It's an ongoing joke in our family about my poor vision and hearing. When I was a teenager, a fire cracker exploded in front of me and I lost my hearing for a couple minutes. Peoples' mouths were moving, but I heard nothing coming out of them. Then my hearing came back. But it's never been quite right. Now, add in to that problem my terrible vision.
My kids joke that I lip read because of my poor hearing. Maybe I do, more than I realize. If they are talking to me and my back is turned to them, I miss certain words. But if I've misplaced my glasses, taken them off while cooking, and then they try to say something to me, I'll look at them in a fog. I can't read their lips, so I can't hear exactly what they're saying.
"Your poor mother is deaf and blind," my husband will say, half teasing me. I'll roll my eyes- but I know they're right. It's clear to me that my vision and hearing are not good. It's obvious when I can't see. Everything is blurry and misshaped. When I miss something someone is saying to me, the results will be comical. Often they'll deliberately mumble something and try to get me to guess at what they just said.

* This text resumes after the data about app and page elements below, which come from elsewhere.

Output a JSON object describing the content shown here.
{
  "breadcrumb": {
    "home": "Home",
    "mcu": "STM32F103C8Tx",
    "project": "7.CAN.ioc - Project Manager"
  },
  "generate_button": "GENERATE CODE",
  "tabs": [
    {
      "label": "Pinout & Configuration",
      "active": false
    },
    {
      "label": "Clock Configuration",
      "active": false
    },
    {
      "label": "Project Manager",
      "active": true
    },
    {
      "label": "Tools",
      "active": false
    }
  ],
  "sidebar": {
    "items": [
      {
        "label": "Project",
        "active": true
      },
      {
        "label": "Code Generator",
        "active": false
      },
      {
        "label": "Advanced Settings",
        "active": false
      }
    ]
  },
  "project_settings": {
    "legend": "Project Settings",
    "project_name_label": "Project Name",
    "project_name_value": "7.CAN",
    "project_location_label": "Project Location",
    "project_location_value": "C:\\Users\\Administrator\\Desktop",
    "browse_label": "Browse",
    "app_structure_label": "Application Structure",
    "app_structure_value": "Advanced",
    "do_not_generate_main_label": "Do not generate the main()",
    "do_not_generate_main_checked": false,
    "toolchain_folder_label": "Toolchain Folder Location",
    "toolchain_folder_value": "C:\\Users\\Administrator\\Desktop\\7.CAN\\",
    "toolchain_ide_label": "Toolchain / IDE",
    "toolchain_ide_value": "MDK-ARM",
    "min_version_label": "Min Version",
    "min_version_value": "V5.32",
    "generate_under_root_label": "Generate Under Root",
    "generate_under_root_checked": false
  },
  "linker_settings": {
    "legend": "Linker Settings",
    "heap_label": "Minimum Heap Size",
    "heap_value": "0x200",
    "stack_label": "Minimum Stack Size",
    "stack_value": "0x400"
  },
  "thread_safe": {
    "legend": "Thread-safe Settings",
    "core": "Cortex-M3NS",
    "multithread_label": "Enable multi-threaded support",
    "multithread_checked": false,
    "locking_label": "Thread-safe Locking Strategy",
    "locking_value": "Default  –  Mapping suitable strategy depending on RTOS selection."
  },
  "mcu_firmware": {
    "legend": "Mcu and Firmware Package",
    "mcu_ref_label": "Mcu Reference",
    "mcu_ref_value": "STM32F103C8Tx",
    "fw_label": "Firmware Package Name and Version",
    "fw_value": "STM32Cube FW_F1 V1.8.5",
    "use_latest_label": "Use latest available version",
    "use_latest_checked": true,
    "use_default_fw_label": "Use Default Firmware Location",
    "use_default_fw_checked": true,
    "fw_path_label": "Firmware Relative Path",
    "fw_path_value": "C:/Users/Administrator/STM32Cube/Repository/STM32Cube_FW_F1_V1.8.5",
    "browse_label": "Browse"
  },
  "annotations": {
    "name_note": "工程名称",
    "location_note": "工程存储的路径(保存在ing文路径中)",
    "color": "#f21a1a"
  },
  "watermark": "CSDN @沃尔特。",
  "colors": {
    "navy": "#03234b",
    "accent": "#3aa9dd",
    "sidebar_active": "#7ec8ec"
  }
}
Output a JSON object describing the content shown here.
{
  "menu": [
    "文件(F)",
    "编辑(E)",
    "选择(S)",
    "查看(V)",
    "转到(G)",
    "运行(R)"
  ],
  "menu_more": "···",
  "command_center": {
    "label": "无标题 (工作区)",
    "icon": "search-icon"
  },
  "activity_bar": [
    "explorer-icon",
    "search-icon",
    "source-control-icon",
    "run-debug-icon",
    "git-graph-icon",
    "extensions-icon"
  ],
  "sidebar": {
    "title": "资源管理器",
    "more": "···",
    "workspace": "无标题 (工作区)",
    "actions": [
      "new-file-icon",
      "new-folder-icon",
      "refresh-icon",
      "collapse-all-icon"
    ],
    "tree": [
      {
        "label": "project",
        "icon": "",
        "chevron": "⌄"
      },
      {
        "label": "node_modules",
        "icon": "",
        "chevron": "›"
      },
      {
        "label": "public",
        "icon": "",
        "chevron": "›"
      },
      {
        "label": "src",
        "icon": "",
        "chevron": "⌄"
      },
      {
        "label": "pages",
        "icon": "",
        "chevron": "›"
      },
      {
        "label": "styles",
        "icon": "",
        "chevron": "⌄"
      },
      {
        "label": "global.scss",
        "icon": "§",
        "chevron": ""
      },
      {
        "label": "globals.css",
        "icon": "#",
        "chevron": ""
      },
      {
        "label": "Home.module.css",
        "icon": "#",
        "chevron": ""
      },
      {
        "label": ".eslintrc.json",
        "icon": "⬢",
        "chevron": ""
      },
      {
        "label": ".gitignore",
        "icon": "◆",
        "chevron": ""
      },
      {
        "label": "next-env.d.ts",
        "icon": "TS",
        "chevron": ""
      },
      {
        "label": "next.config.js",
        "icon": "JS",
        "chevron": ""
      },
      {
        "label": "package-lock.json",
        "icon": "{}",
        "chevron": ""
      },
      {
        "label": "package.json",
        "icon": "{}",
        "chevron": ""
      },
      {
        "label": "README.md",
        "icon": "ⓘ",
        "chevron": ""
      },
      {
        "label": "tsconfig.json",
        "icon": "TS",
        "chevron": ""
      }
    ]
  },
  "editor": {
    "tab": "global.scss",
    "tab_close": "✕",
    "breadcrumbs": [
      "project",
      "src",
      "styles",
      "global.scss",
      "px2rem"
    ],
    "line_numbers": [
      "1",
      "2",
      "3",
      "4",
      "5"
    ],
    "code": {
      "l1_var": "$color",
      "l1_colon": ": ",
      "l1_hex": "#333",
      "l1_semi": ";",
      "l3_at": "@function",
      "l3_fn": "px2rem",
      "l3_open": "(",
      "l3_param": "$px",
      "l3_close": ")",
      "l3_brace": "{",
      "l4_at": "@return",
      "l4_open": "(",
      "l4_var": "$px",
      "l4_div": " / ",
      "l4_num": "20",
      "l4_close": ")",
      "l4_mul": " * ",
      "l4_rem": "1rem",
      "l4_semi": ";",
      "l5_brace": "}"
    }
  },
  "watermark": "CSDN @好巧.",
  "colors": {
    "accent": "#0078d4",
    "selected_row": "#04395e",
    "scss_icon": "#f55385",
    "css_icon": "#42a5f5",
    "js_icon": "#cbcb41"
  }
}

What I have to remember, though, is that my spiritual sight and hearing are just as affected by weakness. I have to remember that I do not SEE everything. What I see with my eyes is not necessarily everything that's there. There is the unseen realm- and its real.
I read through Hebrews 11 this morning. Just in verses 1-13 alone, you can count at least five times where reference is made to sight. "...And certain of what we do not see...", "so that what is seen was not made out of what was visible". Noah, "when warned about things not yet seen, in holy fear built an ark" and Abraham obeyed God, "and went out not knowing where he was going". Abraham didn't see anything ahead of him. In reference to God's promises, it says that "they only saw them and welcomed them from a distance."
We don't see everything- but that doesn't mean that there isn't more than meets the eye. There is way more going on in the unseen realm than we realize. But we forget this because we are so used to gripping the supposed evidence of our support systems. We're used to seeing something, and then believing it. We fall back into the habit of thinking we are grounded and secure because we feel the ground beneath us, and see it there. It could, of course, open up and suddenly swallow us whole. But we don't believe that will happen.
Unfortunately we also don't believe that God is moving mightily in our midst if we don't see evidence of this. But I've come to realize that God likes to stack the blessings in mounds and piles and suddenly release them to us in a moment where we had no idea that He was even thinking of us. "Really God? You had all this in mind?" is what I inevitably say to Him when there is a manifestation of His grace or intervening power at a moment when I am seeing and hearing Him so faintly. Then He looms in front of me, rises up and is strong in my midst. He thunders loudly and there is no way that I can miss Him. "Can you hear me now?" that Verizon commercial retorts- and they have no idea how often, perhaps, God is asking that of us.
I haven't forgotten the RISK that I said I would take this year. Part of that risk is in purposing to see Him and perceive His presence in my life- even when I have no tangible, to-the-touch reason to do so. Some call it walking by faith. One thing we often forget is that it's not only good for us to do so, and right and fitting- but it pleases God when we take step by step- in faith. "For without faith it is impossible to please Him...".
"Believe me, Lauren," He keeps telling me. Sometimes I'm on a trail of bread crumbs and suddenly the trail stops. I look around and want to know where God is. But He whispers, "No, you just want to know where the next bread crumb is. You are not asking for enough when you ask for more crumbs." I nod in agreement. He's right. He is after all the Bread of Life- and here I was just asking for a crumb.